**Assignment:** Would you print every entry exactly as it appears?

[Records from a collection]
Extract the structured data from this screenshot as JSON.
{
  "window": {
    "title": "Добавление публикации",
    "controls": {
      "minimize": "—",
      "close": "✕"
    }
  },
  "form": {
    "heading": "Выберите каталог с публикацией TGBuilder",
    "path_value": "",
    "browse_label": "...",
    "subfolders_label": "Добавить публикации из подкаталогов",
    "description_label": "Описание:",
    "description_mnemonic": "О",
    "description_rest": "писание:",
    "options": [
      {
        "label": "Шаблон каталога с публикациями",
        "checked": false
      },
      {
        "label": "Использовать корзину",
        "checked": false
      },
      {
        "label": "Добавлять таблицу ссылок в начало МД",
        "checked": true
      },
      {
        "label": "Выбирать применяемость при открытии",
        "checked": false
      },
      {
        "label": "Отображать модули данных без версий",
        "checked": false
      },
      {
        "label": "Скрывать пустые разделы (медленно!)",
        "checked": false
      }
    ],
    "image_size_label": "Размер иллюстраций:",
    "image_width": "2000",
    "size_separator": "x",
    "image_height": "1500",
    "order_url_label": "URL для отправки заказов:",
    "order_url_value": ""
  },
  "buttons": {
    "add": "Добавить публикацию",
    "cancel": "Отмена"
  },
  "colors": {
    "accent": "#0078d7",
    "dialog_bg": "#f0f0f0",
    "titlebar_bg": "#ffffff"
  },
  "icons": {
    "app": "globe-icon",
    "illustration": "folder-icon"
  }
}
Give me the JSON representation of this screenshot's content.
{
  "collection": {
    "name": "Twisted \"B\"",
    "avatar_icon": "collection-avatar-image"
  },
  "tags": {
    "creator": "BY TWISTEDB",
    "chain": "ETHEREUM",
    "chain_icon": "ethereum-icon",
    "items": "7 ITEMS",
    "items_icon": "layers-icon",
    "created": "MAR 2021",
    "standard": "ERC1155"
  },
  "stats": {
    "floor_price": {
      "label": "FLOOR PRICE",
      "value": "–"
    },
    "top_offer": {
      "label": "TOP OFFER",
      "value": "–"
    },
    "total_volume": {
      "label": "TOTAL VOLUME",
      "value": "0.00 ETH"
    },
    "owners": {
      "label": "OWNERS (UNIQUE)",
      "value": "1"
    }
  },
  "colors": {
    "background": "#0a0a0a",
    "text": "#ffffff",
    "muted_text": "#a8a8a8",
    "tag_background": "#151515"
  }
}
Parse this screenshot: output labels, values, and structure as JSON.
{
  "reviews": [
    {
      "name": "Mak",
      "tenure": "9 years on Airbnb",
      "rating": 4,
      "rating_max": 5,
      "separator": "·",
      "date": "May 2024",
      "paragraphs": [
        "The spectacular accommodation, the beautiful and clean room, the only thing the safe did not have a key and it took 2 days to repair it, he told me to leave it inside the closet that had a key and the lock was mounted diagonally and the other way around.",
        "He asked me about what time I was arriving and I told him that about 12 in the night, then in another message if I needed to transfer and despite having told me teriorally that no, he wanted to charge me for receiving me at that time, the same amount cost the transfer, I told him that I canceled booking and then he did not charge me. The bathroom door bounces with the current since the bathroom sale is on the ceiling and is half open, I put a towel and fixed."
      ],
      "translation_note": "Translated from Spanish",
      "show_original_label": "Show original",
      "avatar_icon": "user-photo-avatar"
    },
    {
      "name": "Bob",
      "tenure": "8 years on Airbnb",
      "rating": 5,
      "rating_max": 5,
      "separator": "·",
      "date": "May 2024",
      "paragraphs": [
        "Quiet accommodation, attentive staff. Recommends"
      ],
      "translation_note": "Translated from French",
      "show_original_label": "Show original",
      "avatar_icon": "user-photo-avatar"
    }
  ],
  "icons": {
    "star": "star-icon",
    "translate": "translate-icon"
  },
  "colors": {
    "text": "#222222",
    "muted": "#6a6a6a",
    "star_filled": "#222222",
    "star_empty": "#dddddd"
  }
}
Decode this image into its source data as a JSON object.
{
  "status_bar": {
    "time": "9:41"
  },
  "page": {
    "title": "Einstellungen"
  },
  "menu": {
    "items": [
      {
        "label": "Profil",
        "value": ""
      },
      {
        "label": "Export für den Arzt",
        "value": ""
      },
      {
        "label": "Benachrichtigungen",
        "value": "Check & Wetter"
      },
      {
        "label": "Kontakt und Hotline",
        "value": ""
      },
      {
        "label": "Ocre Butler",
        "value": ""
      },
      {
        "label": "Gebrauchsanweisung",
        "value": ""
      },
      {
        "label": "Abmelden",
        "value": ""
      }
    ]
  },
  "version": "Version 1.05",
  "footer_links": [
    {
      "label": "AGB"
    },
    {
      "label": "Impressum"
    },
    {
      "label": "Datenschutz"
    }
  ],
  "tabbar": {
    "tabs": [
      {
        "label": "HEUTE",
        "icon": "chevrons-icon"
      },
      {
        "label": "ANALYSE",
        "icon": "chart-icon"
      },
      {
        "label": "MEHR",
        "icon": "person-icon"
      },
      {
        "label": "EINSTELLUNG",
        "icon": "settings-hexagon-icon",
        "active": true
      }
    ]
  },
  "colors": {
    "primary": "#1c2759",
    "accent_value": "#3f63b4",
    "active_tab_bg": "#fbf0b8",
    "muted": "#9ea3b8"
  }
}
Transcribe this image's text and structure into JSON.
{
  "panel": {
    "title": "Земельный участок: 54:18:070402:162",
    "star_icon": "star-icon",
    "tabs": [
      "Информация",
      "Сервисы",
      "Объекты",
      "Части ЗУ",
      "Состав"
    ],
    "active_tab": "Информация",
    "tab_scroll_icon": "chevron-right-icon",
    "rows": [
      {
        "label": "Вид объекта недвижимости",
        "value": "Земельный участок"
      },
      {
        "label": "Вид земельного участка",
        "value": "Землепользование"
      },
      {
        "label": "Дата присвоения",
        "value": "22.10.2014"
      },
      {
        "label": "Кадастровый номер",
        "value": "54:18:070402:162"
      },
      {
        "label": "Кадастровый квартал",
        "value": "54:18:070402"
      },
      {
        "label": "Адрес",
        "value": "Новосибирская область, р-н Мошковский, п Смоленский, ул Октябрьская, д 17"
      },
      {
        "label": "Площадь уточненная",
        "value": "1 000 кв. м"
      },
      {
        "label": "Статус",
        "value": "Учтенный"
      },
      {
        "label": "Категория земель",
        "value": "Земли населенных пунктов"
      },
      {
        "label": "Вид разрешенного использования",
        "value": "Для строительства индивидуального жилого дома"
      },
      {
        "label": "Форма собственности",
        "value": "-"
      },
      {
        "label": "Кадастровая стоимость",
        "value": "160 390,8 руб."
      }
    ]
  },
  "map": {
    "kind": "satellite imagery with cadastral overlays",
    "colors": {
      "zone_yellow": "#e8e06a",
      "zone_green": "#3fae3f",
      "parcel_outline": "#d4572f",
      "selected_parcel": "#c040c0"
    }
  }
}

**Answer box:**
Extract the structured data from this screenshot as JSON.
{
  "window": {
    "title": "Добавление публикации",
    "controls": {
      "minimize": "—",
      "close": "✕"
    }
  },
  "form": {
    "heading": "Выберите каталог с публикацией TGBuilder",
    "path_value": "",
    "browse_label": "...",
    "subfolders_label": "Добавить публикации из подкаталогов",
    "description_label": "Описание:",
    "description_mnemonic": "О",
    "description_rest": "писание:",
    "options": [
      {
        "label": "Шаблон каталога с публикациями",
        "checked": false
      },
      {
        "label": "Использовать корзину",
        "checked": false
      },
      {
        "label": "Добавлять таблицу ссылок в начало МД",
        "checked": true
      },
      {
        "label": "Выбирать применяемость при открытии",
        "checked": false
      },
      {
        "label": "Отображать модули данных без версий",
        "checked": false
      },
      {
        "label": "Скрывать пустые разделы (медленно!)",
        "checked": false
      }
    ],
    "image_size_label": "Размер иллюстраций:",
    "image_width": "2000",
    "size_separator": "x",
    "image_height": "1500",
    "order_url_label": "URL для отправки заказов:",
    "order_url_value": ""
  },
  "buttons": {
    "add": "Добавить публикацию",
    "cancel": "Отмена"
  },
  "colors": {
    "accent": "#0078d7",
    "dialog_bg": "#f0f0f0",
    "titlebar_bg": "#ffffff"
  },
  "icons": {
    "app": "globe-icon",
    "illustration": "folder-icon"
  }
}
Give me the JSON representation of this screenshot's content.
{
  "collection": {
    "name": "Twisted \"B\"",
    "avatar_icon": "collection-avatar-image"
  },
  "tags": {
    "creator": "BY TWISTEDB",
    "chain": "ETHEREUM",
    "chain_icon": "ethereum-icon",
    "items": "7 ITEMS",
    "items_icon": "layers-icon",
    "created": "MAR 2021",
    "standard": "ERC1155"
  },
  "stats": {
    "floor_price": {
      "label": "FLOOR PRICE",
      "value": "–"
    },
    "top_offer": {
      "label": "TOP OFFER",
      "value": "–"
    },
    "total_volume": {
      "label": "TOTAL VOLUME",
      "value": "0.00 ETH"
    },
    "owners": {
      "label": "OWNERS (UNIQUE)",
      "value": "1"
    }
  },
  "colors": {
    "background": "#0a0a0a",
    "text": "#ffffff",
    "muted_text": "#a8a8a8",
    "tag_background": "#151515"
  }
}
Parse this screenshot: output labels, values, and structure as JSON.
{
  "reviews": [
    {
      "name": "Mak",
      "tenure": "9 years on Airbnb",
      "rating": 4,
      "rating_max": 5,
      "separator": "·",
      "date": "May 2024",
      "paragraphs": [
        "The spectacular accommodation, the beautiful and clean room, the only thing the safe did not have a key and it took 2 days to repair it, he told me to leave it inside the closet that had a key and the lock was mounted diagonally and the other way around.",
        "He asked me about what time I was arriving and I told him that about 12 in the night, then in another message if I needed to transfer and despite having told me teriorally that no, he wanted to charge me for receiving me at that time, the same amount cost the transfer, I told him that I canceled booking and then he did not charge me. The bathroom door bounces with the current since the bathroom sale is on the ceiling and is half open, I put a towel and fixed."
      ],
      "translation_note": "Translated from Spanish",
      "show_original_label": "Show original",
      "avatar_icon": "user-photo-avatar"
    },
    {
      "name": "Bob",
      "tenure": "8 years on Airbnb",
      "rating": 5,
      "rating_max": 5,
      "separator": "·",
      "date": "May 2024",
      "paragraphs": [
        "Quiet accommodation, attentive staff. Recommends"
      ],
      "translation_note": "Translated from French",
      "show_original_label": "Show original",
      "avatar_icon": "user-photo-avatar"
    }
  ],
  "icons": {
    "star": "star-icon",
    "translate": "translate-icon"
  },
  "colors": {
    "text": "#222222",
    "muted": "#6a6a6a",
    "star_filled": "#222222",
    "star_empty": "#dddddd"
  }
}
Decode this image into its source data as a JSON object.
{
  "status_bar": {
    "time": "9:41"
  },
  "page": {
    "title": "Einstellungen"
  },
  "menu": {
    "items": [
      {
        "label": "Profil",
        "value": ""
      },
      {
        "label": "Export für den Arzt",
        "value": ""
      },
      {
        "label": "Benachrichtigungen",
        "value": "Check & Wetter"
      },
      {
        "label": "Kontakt und Hotline",
        "value": ""
      },
      {
        "label": "Ocre Butler",
        "value": ""
      },
      {
        "label": "Gebrauchsanweisung",
        "value": ""
      },
      {
        "label": "Abmelden",
        "value": ""
      }
    ]
  },
  "version": "Version 1.05",
  "footer_links": [
    {
      "label": "AGB"
    },
    {
      "label": "Impressum"
    },
    {
      "label": "Datenschutz"
    }
  ],
  "tabbar": {
    "tabs": [
      {
        "label": "HEUTE",
        "icon": "chevrons-icon"
      },
      {
        "label": "ANALYSE",
        "icon": "chart-icon"
      },
      {
        "label": "MEHR",
        "icon": "person-icon"
      },
      {
        "label": "EINSTELLUNG",
        "icon": "settings-hexagon-icon",
        "active": true
      }
    ]
  },
  "colors": {
    "primary": "#1c2759",
    "accent_value": "#3f63b4",
    "active_tab_bg": "#fbf0b8",
    "muted": "#9ea3b8"
  }
}
Transcribe this image's text and structure into JSON.
{
  "panel": {
    "title": "Земельный участок: 54:18:070402:162",
    "star_icon": "star-icon",
    "tabs": [
      "Информация",
      "Сервисы",
      "Объекты",
      "Части ЗУ",
      "Состав"
    ],
    "active_tab": "Информация",
    "tab_scroll_icon": "chevron-right-icon",
    "rows": [
      {
        "label": "Вид объекта недвижимости",
        "value": "Земельный участок"
      },
      {
        "label": "Вид земельного участка",
        "value": "Землепользование"
      },
      {
        "label": "Дата присвоения",
        "value": "22.10.2014"
      },
      {
        "label": "Кадастровый номер",
        "value": "54:18:070402:162"
      },
      {
        "label": "Кадастровый квартал",
        "value": "54:18:070402"
      },
      {
        "label": "Адрес",
        "value": "Новосибирская область, р-н Мошковский, п Смоленский, ул Октябрьская, д 17"
      },
      {
        "label": "Площадь уточненная",
        "value": "1 000 кв. м"
      },
      {
        "label": "Статус",
        "value": "Учтенный"
      },
      {
        "label": "Категория земель",
        "value": "Земли населенных пунктов"
      },
      {
        "label": "Вид разрешенного использования",
        "value": "Для строительства индивидуального жилого дома"
      },
      {
        "label": "Форма собственности",
        "value": "-"
      },
      {
        "label": "Кадастровая стоимость",
        "value": "160 390,8 руб."
      }
    ]
  },
  "map": {
    "kind": "satellite imagery with cadastral overlays",
    "colors": {
      "zone_yellow": "#e8e06a",
      "zone_green": "#3fae3f",
      "parcel_outline": "#d4572f",
      "selected_parcel": "#c040c0"
    }
  }
}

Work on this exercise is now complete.